- **What is expected**: Pictures aside, repeat the whole listing word for word.

- **Records**:
***

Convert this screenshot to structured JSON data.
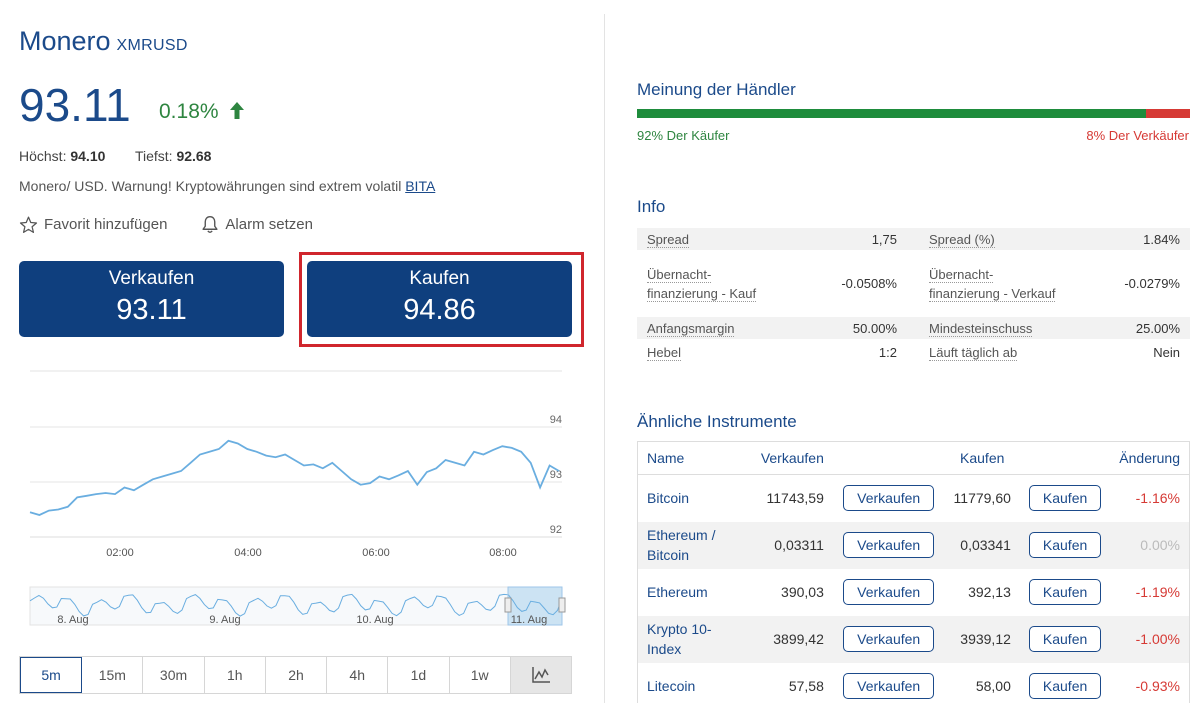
{
  "instrument": {
    "name": "Monero",
    "symbol": "XMRUSD",
    "price": "93.11",
    "change": "0.18%",
    "high_label": "Höchst:",
    "high": "94.10",
    "low_label": "Tiefst:",
    "low": "92.68",
    "description": "Monero/ USD. Warnung! Kryptowährungen sind extrem volatil",
    "description_link": "BITA",
    "favorite_label": "Favorit hinzufügen",
    "alarm_label": "Alarm setzen",
    "sell": {
      "label": "Verkaufen",
      "price": "93.11"
    },
    "buy": {
      "label": "Kaufen",
      "price": "94.86"
    }
  },
  "colors": {
    "brand": "#0f3f7e",
    "positive": "#2e8540",
    "negative": "#d63a35",
    "highlight": "#d0262d",
    "line": "#6aaee0"
  },
  "chart_data": {
    "type": "line",
    "x_ticks": [
      "02:00",
      "04:00",
      "06:00",
      "08:00"
    ],
    "y_ticks": [
      "94",
      "93",
      "92"
    ],
    "ylim": [
      92,
      94
    ],
    "grid": true,
    "series": [
      {
        "values": [
          92.45,
          92.4,
          92.48,
          92.5,
          92.55,
          92.72,
          92.75,
          92.78,
          92.8,
          92.78,
          92.9,
          92.85,
          92.95,
          93.05,
          93.1,
          93.15,
          93.2,
          93.35,
          93.5,
          93.55,
          93.6,
          93.75,
          93.7,
          93.6,
          93.55,
          93.48,
          93.45,
          93.5,
          93.4,
          93.3,
          93.32,
          93.25,
          93.35,
          93.2,
          93.05,
          92.95,
          92.98,
          93.1,
          93.05,
          93.12,
          93.2,
          92.95,
          93.18,
          93.25,
          93.4,
          93.35,
          93.3,
          93.55,
          93.5,
          93.58,
          93.65,
          93.62,
          93.55,
          93.35,
          92.9,
          93.3,
          93.2
        ]
      }
    ],
    "navigator": {
      "labels": [
        "8. Aug",
        "9. Aug",
        "10. Aug",
        "11. Aug"
      ]
    }
  },
  "ranges": [
    "5m",
    "15m",
    "30m",
    "1h",
    "2h",
    "4h",
    "1d",
    "1w"
  ],
  "active_range": "5m",
  "sentiment": {
    "title": "Meinung der Händler",
    "buyers_pct": 92,
    "buyers_label": "92% Der Käufer",
    "sellers_label": "8% Der Verkäufer"
  },
  "info": {
    "title": "Info",
    "rows": [
      {
        "l1": "Spread",
        "v1": "1,75",
        "l2": "Spread (%)",
        "v2": "1.84%"
      },
      {
        "l1": "Übernacht-finanzierung - Kauf",
        "v1": "-0.0508%",
        "l2": "Übernacht-finanzierung - Verkauf",
        "v2": "-0.0279%"
      },
      {
        "l1": "Anfangsmargin",
        "v1": "50.00%",
        "l2": "Mindesteinschuss",
        "v2": "25.00%"
      },
      {
        "l1": "Hebel",
        "v1": "1:2",
        "l2": "Läuft täglich ab",
        "v2": "Nein"
      }
    ]
  },
  "similar": {
    "title": "Ähnliche Instrumente",
    "headers": {
      "name": "Name",
      "sell": "Verkaufen",
      "buy": "Kaufen",
      "change": "Änderung"
    },
    "sell_button": "Verkaufen",
    "buy_button": "Kaufen",
    "rows": [
      {
        "name": "Bitcoin",
        "sell": "11743,59",
        "buy": "11779,60",
        "change": "-1.16%"
      },
      {
        "name": "Ethereum / Bitcoin",
        "sell": "0,03311",
        "buy": "0,03341",
        "change": "0.00%"
      },
      {
        "name": "Ethereum",
        "sell": "390,03",
        "buy": "392,13",
        "change": "-1.19%"
      },
      {
        "name": "Krypto 10-Index",
        "sell": "3899,42",
        "buy": "3939,12",
        "change": "-1.00%"
      },
      {
        "name": "Litecoin",
        "sell": "57,58",
        "buy": "58,00",
        "change": "-0.93%"
      }
    ]
  }
}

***

- **Answer to this exercise**:
Convert this screenshot to structured JSON data.
{
  "instrument": {
    "name": "Monero",
    "symbol": "XMRUSD",
    "price": "93.11",
    "change": "0.18%",
    "high_label": "Höchst:",
    "high": "94.10",
    "low_label": "Tiefst:",
    "low": "92.68",
    "description": "Monero/ USD. Warnung! Kryptowährungen sind extrem volatil",
    "description_link": "BITA",
    "favorite_label": "Favorit hinzufügen",
    "alarm_label": "Alarm setzen",
    "sell": {
      "label": "Verkaufen",
      "price": "93.11"
    },
    "buy": {
      "label": "Kaufen",
      "price": "94.86"
    }
  },
  "colors": {
    "brand": "#0f3f7e",
    "positive": "#2e8540",
    "negative": "#d63a35",
    "highlight": "#d0262d",
    "line": "#6aaee0"
  },
  "chart_data": {
    "type": "line",
    "x_ticks": [
      "02:00",
      "04:00",
      "06:00",
      "08:00"
    ],
    "y_ticks": [
      "94",
      "93",
      "92"
    ],
    "ylim": [
      92,
      94
    ],
    "grid": true,
    "series": [
      {
        "values": [
          92.45,
          92.4,
          92.48,
          92.5,
          92.55,
          92.72,
          92.75,
          92.78,
          92.8,
          92.78,
          92.9,
          92.85,
          92.95,
          93.05,
          93.1,
          93.15,
          93.2,
          93.35,
          93.5,
          93.55,
          93.6,
          93.75,
          93.7,
          93.6,
          93.55,
          93.48,
          93.45,
          93.5,
          93.4,
          93.3,
          93.32,
          93.25,
          93.35,
          93.2,
          93.05,
          92.95,
          92.98,
          93.1,
          93.05,
          93.12,
          93.2,
          92.95,
          93.18,
          93.25,
          93.4,
          93.35,
          93.3,
          93.55,
          93.5,
          93.58,
          93.65,
          93.62,
          93.55,
          93.35,
          92.9,
          93.3,
          93.2
        ]
      }
    ],
    "navigator": {
      "labels": [
        "8. Aug",
        "9. Aug",
        "10. Aug",
        "11. Aug"
      ]
    }
  },
  "ranges": [
    "5m",
    "15m",
    "30m",
    "1h",
    "2h",
    "4h",
    "1d",
    "1w"
  ],
  "active_range": "5m",
  "sentiment": {
    "title": "Meinung der Händler",
    "buyers_pct": 92,
    "buyers_label": "92% Der Käufer",
    "sellers_label": "8% Der Verkäufer"
  },
  "info": {
    "title": "Info",
    "rows": [
      {
        "l1": "Spread",
        "v1": "1,75",
        "l2": "Spread (%)",
        "v2": "1.84%"
      },
      {
        "l1": "Übernacht-finanzierung - Kauf",
        "v1": "-0.0508%",
        "l2": "Übernacht-finanzierung - Verkauf",
        "v2": "-0.0279%"
      },
      {
        "l1": "Anfangsmargin",
        "v1": "50.00%",
        "l2": "Mindesteinschuss",
        "v2": "25.00%"
      },
      {
        "l1": "Hebel",
        "v1": "1:2",
        "l2": "Läuft täglich ab",
        "v2": "Nein"
      }
    ]
  },
  "similar": {
    "title": "Ähnliche Instrumente",
    "headers": {
      "name": "Name",
      "sell": "Verkaufen",
      "buy": "Kaufen",
      "change": "Änderung"
    },
    "sell_button": "Verkaufen",
    "buy_button": "Kaufen",
    "rows": [
      {
        "name": "Bitcoin",
        "sell": "11743,59",
        "buy": "11779,60",
        "change": "-1.16%"
      },
      {
        "name": "Ethereum / Bitcoin",
        "sell": "0,03311",
        "buy": "0,03341",
        "change": "0.00%"
      },
      {
        "name": "Ethereum",
        "sell": "390,03",
        "buy": "392,13",
        "change": "-1.19%"
      },
      {
        "name": "Krypto 10-Index",
        "sell": "3899,42",
        "buy": "3939,12",
        "change": "-1.00%"
      },
      {
        "name": "Litecoin",
        "sell": "57,58",
        "buy": "58,00",
        "change": "-0.93%"
      }
    ]
  }
}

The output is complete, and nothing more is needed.